I didn’t bleed any more after that one frightening experience but promptly scheduled an appointment with my midwife. She checked me out the next day. Again, I braced myself. But there on the screen was a healthy, dancing baby. “It could have been a ruptured cervical cyst.” I had never heard of this  before, nor did I find much info about it on the internet. But she told me rest assure that the bleeding wasn’t affecting the baby and this put me at ease. Ever trip to the bathroom was  a bit nerve racking after that (and still is) but I tried to remain calm. Sometimes even this (inexplicable, totally freaky bleeding) happens in normal, healthy pregnancies.

Fast forward two weeks later. I’m in Utah for my friend Rachel’s wedding. Along with an intense, 8-hour day of travel (including lifting heavy luggage into the overhead bins on the airplane – I’m an idiot), pretty much no sleep, and an intense day of walking around doing wedding tasks (I was a bridesmaid), I was pretty achy upon hitting the sake. Thee ol’ pelvis is not the same as it used to be pre-pregnancy. I woke up at 4am to pee (not an unusual occurrence), and there in the toilet was blood. My heart sank/started beating through the roof. I was one of 10 crammed into my friend Rachel’s house (Lex and Jon were sleeping at the foot of our bed) sharing one bathroom. I was far from home, far from my Ob-Gyn. I was going to be in a wedding in just a few days. And now, I’m bleeding. It’s so hard not to assume that every time you see blood, it’s a miscarriage. But I rushed back to bed and told Dave I was scared. He reminded me it had been a very busy, active day, and I wasn’t having any cramping. I tried to fall asleep. The rest of the weekend went fine. The bleeding was a one-time thing (again). I spotted a bit but took it easy. I didn’t dance much (sad) but managed to go on a little hike (beautiful) and make it home in one piece.
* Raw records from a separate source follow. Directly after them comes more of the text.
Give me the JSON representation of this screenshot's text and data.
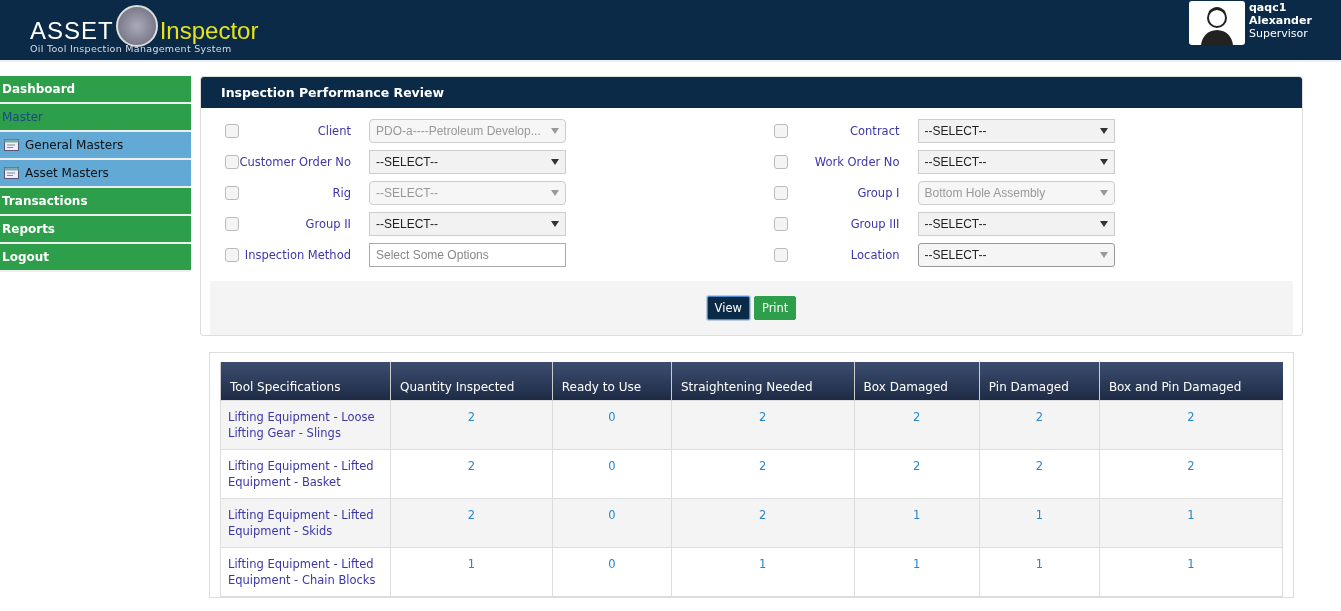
{
  "header": {
    "logo": {
      "word_1": "ASSET",
      "word_2": "Inspector",
      "tagline": "Oil Tool Inspection Management System"
    },
    "user": {
      "username": "qaqc1",
      "name": "Alexander",
      "role": "Supervisor"
    }
  },
  "sidebar": {
    "items": [
      {
        "label": "Dashboard",
        "kind": "main",
        "selected": false
      },
      {
        "label": "Master",
        "kind": "main",
        "selected": true
      },
      {
        "label": "General Masters",
        "kind": "sub",
        "selected": false
      },
      {
        "label": "Asset Masters",
        "kind": "sub",
        "selected": false
      },
      {
        "label": "Transactions",
        "kind": "main",
        "selected": false
      },
      {
        "label": "Reports",
        "kind": "main",
        "selected": false
      },
      {
        "label": "Logout",
        "kind": "main",
        "selected": false
      }
    ]
  },
  "panel": {
    "title": "Inspection Performance Review",
    "filters_left": [
      {
        "label": "Client",
        "checked": false,
        "kind": "select",
        "value": "PDO-a----Petroleum Develop...",
        "disabled": true
      },
      {
        "label": "Customer Order No",
        "checked": false,
        "kind": "select",
        "value": "--SELECT--",
        "disabled": false
      },
      {
        "label": "Rig",
        "checked": false,
        "kind": "select",
        "value": "--SELECT--",
        "disabled": true
      },
      {
        "label": "Group II",
        "checked": false,
        "kind": "select",
        "value": "--SELECT--",
        "disabled": false
      },
      {
        "label": "Inspection Method",
        "checked": false,
        "kind": "multiselect",
        "placeholder": "Select Some Options"
      }
    ],
    "filters_right": [
      {
        "label": "Contract",
        "checked": false,
        "kind": "select",
        "value": "--SELECT--",
        "disabled": false
      },
      {
        "label": "Work Order No",
        "checked": false,
        "kind": "select",
        "value": "--SELECT--",
        "disabled": false
      },
      {
        "label": "Group I",
        "checked": false,
        "kind": "select",
        "value": "Bottom Hole Assembly",
        "disabled": true
      },
      {
        "label": "Group III",
        "checked": false,
        "kind": "select",
        "value": "--SELECT--",
        "disabled": false
      },
      {
        "label": "Location",
        "checked": false,
        "kind": "rounded",
        "value": "--SELECT--",
        "disabled": false
      }
    ],
    "buttons": [
      {
        "label": "View",
        "kind": "primary"
      },
      {
        "label": "Print",
        "kind": "success"
      }
    ]
  },
  "table": {
    "columns": [
      "Tool Specifications",
      "Quantity Inspected",
      "Ready to Use",
      "Straightening Needed",
      "Box Damaged",
      "Pin Damaged",
      "Box and Pin Damaged"
    ],
    "rows": [
      [
        "Lifting Equipment - Loose Lifting Gear - Slings",
        "2",
        "0",
        "2",
        "2",
        "2",
        "2"
      ],
      [
        "Lifting Equipment - Lifted Equipment - Basket",
        "2",
        "0",
        "2",
        "2",
        "2",
        "2"
      ],
      [
        "Lifting Equipment - Lifted Equipment - Skids",
        "2",
        "0",
        "2",
        "1",
        "1",
        "1"
      ],
      [
        "Lifting Equipment - Lifted Equipment - Chain Blocks",
        "1",
        "0",
        "1",
        "1",
        "1",
        "1"
      ]
    ]
  }
}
Now, here we are. No spotting for two weeks. Baby bump on its way. And a big sigh of relief that I’m out of the first trimester. Oye. And yet, I still find that I’m bracing myself at each appointment. What if they find something THIS time? What about THIS time? So far, God has answered our prayers and the baby continues to thrive. But at this rate, I just want to have a calm and boring pregnancy from here on out. Is that too much to ask? Maybe it is. But, at the moment, I’m too freaked out to exercise (plus the midwife suggested I stop), Dave has to lift even slightly heavy things for me, we are most assuredly not having sex (see pelvic rest) and all in all I’m feeling like a frail, fat butterfly rather than the hardy, fertile mountain lioness I was hoping to embody during my pregnancy. I imagined myself out in the garden, hoeing the dirt and wiping the sweat from my brow with my huge belly shining in the sun. I imagined being super productive rather than laying in bed all day or complaining of hip pain after a short walk.

I imagined my life wouldn’t change all that much until the babe came. But, I guess, I’m getting a good early lesson in the fact that babies disrupt your life in major ways, and because you love them, desire a good and enriched life and hope that they will thrive under your care, you do whatever it takes to ensure their health and well being, even if that means sitting on your ass most of the day, or sleeping on your left side at night even if it means you’ll never fall asleep, or avoiding the cold cut sub you’ve been craving like  an addict craves crack. And eventually this will mean waking up every three hours to feed the baby from my very body, walking the baby up and down the hall as it cries inconsolably, enduring countless nights of sleeplessness and countless days of broken engagements as your baby calls the shots (at least in those first months). Perhaps I should be thankful that this lesson in life-interrupting is coming early, though to be frank, I was hoping for a few more months off before mommyhood begins. But I would not take any of it back for the world.  This little, squirming life inside me is a gift to be nurtured and brought into being, in whatever way God sees fit. And for that joyful mystery, I say thank you, Lord, thank you.